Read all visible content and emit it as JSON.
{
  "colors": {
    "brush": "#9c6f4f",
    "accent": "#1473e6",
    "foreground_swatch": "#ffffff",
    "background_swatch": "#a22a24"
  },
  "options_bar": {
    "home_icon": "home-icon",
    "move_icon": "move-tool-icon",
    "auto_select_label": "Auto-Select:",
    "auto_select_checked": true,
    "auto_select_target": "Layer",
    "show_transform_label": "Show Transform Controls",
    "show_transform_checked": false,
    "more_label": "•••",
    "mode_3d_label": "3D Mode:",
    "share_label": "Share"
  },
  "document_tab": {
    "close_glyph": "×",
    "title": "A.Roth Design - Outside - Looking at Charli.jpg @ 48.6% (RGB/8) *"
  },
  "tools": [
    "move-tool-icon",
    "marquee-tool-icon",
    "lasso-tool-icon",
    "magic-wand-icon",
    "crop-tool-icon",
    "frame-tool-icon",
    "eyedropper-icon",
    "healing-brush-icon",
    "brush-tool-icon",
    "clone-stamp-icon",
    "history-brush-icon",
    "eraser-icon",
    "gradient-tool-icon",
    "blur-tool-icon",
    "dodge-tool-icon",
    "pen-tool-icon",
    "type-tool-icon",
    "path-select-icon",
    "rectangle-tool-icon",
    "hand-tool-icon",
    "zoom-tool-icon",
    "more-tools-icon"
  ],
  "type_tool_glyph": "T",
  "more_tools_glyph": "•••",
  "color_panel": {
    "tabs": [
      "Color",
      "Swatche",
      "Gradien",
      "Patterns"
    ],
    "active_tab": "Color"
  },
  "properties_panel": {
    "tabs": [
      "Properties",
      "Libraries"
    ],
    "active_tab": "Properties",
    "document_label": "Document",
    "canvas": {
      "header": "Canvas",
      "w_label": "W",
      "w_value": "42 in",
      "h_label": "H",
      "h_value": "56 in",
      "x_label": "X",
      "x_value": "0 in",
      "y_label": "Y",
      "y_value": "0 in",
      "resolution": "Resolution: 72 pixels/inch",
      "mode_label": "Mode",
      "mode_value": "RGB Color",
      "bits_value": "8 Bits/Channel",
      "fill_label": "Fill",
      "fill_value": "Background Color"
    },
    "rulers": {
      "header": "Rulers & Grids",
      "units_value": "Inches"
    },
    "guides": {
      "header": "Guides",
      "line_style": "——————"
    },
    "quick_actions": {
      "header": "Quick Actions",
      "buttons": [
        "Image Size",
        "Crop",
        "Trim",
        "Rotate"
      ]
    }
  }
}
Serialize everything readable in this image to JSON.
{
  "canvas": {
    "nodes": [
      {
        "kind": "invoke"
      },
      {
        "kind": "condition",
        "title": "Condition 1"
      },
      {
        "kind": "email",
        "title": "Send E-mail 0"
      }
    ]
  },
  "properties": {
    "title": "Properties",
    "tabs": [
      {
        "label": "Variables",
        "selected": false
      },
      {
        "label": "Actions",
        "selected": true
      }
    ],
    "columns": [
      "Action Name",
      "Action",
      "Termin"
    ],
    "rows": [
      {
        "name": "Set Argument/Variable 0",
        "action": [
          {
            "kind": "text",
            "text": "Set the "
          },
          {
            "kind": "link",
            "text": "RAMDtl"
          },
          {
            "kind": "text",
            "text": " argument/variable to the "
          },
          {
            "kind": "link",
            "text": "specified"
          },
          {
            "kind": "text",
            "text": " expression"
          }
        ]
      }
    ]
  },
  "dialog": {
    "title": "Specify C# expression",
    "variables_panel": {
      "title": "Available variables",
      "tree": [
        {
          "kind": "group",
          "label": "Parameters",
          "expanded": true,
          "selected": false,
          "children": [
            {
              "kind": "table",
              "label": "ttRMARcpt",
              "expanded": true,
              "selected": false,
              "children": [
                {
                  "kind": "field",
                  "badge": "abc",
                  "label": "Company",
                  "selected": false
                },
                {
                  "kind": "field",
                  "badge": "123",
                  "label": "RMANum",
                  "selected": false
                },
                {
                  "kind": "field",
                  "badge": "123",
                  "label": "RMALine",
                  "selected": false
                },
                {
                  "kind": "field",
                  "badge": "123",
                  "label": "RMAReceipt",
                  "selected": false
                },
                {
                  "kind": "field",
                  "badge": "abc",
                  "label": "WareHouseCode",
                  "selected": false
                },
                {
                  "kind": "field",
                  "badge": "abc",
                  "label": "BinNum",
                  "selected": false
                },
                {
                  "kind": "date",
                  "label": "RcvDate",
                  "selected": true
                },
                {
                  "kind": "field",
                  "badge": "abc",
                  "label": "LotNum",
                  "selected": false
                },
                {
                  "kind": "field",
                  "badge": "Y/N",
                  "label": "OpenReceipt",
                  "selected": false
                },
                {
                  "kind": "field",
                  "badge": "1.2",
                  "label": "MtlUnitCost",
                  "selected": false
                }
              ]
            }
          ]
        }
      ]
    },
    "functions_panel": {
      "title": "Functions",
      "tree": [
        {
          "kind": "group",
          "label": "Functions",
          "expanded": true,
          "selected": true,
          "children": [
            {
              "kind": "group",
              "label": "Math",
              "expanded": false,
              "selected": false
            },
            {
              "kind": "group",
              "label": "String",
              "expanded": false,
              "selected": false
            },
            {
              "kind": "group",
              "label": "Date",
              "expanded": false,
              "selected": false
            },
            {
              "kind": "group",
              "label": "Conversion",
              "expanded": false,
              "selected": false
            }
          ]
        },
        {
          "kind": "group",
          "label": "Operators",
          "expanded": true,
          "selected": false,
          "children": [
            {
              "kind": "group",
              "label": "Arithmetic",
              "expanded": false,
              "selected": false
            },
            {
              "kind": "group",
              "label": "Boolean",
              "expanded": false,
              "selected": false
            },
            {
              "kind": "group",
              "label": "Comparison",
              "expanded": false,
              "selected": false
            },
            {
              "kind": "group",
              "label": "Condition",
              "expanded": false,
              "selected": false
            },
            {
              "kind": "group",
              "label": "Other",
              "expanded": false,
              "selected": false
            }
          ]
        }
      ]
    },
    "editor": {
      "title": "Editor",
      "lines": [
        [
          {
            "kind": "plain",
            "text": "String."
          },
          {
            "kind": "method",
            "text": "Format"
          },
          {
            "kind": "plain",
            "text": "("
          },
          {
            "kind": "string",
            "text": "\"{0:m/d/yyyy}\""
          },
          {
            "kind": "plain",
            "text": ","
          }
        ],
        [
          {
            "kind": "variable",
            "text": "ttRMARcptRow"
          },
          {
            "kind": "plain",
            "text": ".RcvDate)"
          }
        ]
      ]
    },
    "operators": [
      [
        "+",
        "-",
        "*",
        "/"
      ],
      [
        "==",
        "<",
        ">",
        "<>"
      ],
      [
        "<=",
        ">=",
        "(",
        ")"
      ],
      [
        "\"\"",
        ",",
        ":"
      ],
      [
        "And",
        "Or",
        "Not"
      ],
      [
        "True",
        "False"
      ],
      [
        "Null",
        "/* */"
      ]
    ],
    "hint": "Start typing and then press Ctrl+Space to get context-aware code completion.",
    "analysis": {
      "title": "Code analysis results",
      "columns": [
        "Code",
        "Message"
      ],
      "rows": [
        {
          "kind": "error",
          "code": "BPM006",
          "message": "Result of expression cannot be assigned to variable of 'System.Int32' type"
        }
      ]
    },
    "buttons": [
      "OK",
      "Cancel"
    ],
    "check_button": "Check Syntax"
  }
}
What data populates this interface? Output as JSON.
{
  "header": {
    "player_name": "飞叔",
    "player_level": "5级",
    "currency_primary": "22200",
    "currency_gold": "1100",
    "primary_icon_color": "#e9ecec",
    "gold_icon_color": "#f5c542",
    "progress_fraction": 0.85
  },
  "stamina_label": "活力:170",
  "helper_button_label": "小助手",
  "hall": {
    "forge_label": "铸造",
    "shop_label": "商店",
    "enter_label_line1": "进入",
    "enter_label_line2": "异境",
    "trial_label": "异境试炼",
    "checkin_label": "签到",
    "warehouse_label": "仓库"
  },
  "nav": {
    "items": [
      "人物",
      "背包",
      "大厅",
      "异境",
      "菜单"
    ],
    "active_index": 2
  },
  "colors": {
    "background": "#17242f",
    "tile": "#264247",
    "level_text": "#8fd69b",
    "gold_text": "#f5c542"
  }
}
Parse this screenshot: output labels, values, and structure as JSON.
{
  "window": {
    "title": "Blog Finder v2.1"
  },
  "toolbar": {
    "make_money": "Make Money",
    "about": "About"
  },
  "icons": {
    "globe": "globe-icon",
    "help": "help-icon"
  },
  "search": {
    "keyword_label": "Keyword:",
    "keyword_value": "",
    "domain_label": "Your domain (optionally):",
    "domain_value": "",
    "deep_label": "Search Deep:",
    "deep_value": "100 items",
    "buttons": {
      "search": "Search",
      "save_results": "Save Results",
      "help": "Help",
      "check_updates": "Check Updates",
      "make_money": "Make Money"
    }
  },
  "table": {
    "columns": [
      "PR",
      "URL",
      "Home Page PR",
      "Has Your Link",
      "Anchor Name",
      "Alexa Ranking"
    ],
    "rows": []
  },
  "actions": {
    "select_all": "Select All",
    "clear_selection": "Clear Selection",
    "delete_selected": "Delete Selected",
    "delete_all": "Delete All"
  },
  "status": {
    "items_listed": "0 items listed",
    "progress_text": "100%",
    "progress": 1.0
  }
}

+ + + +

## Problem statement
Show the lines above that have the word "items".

## Solution for this exercise
    "items": [
    "deep_value": "100 items",
    "items_listed": "0 items listed",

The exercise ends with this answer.